======== The input

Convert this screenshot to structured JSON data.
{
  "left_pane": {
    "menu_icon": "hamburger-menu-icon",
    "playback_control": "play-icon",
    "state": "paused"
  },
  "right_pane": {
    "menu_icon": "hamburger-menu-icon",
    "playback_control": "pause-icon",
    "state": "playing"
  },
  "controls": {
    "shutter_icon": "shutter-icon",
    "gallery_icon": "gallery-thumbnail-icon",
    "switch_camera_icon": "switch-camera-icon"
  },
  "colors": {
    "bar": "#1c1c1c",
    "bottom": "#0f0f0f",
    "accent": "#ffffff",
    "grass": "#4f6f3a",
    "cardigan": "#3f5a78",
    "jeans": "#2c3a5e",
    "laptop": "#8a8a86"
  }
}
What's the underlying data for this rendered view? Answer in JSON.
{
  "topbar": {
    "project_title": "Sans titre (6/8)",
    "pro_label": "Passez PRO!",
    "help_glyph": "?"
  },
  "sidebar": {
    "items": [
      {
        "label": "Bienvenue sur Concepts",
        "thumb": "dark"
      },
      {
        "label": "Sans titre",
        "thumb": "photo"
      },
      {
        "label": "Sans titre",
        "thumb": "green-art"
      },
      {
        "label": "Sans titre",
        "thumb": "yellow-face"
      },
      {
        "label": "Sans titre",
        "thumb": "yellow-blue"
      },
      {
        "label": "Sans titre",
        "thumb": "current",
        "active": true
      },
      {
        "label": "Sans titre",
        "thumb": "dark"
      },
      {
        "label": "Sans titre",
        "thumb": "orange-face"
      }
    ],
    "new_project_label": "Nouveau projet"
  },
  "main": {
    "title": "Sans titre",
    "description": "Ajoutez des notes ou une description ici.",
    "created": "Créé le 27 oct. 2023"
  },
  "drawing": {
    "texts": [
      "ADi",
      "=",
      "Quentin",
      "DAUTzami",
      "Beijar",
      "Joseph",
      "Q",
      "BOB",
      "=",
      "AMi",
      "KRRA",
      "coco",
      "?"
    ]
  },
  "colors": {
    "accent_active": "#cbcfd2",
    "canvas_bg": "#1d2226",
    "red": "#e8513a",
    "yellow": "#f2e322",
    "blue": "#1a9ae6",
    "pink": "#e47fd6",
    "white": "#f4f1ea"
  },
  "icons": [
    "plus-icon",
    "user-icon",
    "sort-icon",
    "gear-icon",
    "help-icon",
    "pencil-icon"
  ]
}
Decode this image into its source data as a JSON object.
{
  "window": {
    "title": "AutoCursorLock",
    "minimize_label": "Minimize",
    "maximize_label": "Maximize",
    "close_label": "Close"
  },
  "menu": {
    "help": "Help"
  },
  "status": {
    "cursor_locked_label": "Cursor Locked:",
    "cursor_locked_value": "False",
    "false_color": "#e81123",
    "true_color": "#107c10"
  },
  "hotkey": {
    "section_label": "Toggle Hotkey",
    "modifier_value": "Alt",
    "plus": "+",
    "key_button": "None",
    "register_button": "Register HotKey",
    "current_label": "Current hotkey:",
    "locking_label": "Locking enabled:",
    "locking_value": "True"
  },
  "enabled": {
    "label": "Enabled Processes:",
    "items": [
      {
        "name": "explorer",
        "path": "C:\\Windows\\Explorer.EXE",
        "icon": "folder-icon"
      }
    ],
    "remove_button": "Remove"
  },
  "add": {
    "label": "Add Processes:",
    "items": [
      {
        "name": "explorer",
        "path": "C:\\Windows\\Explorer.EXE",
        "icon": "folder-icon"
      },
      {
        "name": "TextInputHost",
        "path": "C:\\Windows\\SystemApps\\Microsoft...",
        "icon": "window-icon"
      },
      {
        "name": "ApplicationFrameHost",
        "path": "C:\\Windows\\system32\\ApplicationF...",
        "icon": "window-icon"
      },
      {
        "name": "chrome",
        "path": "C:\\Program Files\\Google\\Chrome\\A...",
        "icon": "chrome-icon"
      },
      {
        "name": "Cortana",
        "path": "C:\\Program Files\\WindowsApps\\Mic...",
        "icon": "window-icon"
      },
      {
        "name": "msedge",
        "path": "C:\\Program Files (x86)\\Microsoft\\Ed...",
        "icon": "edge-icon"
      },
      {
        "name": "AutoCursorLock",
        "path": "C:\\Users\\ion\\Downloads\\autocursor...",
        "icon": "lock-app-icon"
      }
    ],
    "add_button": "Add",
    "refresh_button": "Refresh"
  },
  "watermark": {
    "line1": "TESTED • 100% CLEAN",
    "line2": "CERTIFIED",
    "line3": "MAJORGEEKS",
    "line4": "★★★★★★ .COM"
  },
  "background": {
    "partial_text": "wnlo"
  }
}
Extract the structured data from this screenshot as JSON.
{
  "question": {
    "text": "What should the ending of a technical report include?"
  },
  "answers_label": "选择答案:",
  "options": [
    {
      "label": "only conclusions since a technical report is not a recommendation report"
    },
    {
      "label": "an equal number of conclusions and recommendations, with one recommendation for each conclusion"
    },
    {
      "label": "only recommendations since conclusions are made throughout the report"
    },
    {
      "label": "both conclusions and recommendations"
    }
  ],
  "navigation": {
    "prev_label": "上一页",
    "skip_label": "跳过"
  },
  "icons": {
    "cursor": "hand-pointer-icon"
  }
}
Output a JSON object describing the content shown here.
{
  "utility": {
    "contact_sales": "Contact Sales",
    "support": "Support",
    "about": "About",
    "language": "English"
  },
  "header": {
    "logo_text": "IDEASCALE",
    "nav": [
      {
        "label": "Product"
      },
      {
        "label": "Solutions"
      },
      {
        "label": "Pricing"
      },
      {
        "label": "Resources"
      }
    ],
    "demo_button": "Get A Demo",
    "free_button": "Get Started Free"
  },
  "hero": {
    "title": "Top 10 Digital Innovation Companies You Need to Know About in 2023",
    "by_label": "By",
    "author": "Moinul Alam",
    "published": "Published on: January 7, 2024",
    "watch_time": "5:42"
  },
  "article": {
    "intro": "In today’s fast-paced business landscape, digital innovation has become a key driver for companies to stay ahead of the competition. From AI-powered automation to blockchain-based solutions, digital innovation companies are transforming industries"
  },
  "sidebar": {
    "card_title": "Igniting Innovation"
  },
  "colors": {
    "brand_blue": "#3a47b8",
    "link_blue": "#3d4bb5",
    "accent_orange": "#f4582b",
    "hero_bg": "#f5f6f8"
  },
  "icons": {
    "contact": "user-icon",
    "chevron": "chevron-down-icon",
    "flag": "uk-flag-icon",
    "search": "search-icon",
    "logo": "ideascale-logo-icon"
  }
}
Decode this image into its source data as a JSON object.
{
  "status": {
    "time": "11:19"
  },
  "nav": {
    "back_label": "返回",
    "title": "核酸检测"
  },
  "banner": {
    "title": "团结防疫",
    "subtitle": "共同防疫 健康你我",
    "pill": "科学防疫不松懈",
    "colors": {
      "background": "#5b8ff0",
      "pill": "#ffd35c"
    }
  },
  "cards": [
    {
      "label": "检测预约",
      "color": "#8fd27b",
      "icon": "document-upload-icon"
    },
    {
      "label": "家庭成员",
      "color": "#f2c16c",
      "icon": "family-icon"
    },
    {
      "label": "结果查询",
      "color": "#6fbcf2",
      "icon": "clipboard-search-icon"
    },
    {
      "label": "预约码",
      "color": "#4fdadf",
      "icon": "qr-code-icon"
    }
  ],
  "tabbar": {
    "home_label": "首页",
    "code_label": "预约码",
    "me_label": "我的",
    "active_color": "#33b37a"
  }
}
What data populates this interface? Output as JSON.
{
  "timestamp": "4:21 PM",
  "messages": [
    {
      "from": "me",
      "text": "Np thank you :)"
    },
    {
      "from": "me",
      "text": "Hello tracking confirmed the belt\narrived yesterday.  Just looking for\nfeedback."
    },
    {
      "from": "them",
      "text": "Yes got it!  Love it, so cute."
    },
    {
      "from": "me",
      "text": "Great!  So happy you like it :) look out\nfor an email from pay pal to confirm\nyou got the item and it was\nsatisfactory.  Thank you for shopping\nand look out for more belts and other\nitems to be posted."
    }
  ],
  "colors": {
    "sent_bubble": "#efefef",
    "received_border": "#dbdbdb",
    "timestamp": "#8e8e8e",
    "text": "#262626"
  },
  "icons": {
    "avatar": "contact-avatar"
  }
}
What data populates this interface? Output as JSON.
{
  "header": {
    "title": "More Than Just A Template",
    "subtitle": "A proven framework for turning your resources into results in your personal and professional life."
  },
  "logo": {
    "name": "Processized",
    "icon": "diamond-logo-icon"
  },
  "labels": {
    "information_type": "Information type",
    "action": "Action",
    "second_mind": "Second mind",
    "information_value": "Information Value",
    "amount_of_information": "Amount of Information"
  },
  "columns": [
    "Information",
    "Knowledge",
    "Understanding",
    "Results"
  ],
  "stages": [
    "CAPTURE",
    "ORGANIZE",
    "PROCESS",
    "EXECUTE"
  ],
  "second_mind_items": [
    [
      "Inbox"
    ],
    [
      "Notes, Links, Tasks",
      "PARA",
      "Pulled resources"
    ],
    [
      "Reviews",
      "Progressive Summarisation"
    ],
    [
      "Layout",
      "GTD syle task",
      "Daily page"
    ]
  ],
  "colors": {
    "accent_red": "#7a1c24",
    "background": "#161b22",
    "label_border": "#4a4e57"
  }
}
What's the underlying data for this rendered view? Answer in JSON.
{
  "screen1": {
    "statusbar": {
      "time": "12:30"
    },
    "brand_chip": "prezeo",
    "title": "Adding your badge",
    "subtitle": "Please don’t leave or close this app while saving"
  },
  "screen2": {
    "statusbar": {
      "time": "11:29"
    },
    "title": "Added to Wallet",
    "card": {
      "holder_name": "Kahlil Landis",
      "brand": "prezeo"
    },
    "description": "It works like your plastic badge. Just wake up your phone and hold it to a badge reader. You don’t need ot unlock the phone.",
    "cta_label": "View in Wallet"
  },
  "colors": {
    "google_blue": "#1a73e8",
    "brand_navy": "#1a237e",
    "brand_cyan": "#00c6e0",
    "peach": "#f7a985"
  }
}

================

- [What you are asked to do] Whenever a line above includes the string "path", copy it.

- [Solution to the exercise]
        "path": "C:\\Windows\\Explorer.EXE",
        "path": "C:\\Windows\\Explorer.EXE",
        "path": "C:\\Windows\\SystemApps\\Microsoft...",
        "path": "C:\\Windows\\system32\\ApplicationF...",
        "path": "C:\\Program Files\\Google\\Chrome\\A...",
        "path": "C:\\Program Files\\WindowsApps\\Mic...",
        "path": "C:\\Program Files (x86)\\Microsoft\\Ed...",
        "path": "C:\\Users\\ion\\Downloads\\autocursor...",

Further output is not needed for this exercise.